Start of THE INPUT

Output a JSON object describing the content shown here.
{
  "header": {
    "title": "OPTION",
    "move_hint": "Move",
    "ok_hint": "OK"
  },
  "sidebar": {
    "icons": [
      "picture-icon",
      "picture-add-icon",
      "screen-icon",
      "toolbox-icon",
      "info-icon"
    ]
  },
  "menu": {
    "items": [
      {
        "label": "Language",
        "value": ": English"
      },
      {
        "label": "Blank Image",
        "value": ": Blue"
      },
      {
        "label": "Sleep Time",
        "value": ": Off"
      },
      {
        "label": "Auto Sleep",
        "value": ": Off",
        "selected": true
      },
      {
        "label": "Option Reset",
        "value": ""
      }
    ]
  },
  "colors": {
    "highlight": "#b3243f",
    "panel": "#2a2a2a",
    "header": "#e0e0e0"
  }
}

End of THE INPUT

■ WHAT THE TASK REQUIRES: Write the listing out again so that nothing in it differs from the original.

■ RESPONSE:
Output a JSON object describing the content shown here.
{
  "header": {
    "title": "OPTION",
    "move_hint": "Move",
    "ok_hint": "OK"
  },
  "sidebar": {
    "icons": [
      "picture-icon",
      "picture-add-icon",
      "screen-icon",
      "toolbox-icon",
      "info-icon"
    ]
  },
  "menu": {
    "items": [
      {
        "label": "Language",
        "value": ": English"
      },
      {
        "label": "Blank Image",
        "value": ": Blue"
      },
      {
        "label": "Sleep Time",
        "value": ": Off"
      },
      {
        "label": "Auto Sleep",
        "value": ": Off",
        "selected": true
      },
      {
        "label": "Option Reset",
        "value": ""
      }
    ]
  },
  "colors": {
    "highlight": "#b3243f",
    "panel": "#2a2a2a",
    "header": "#e0e0e0"
  }
}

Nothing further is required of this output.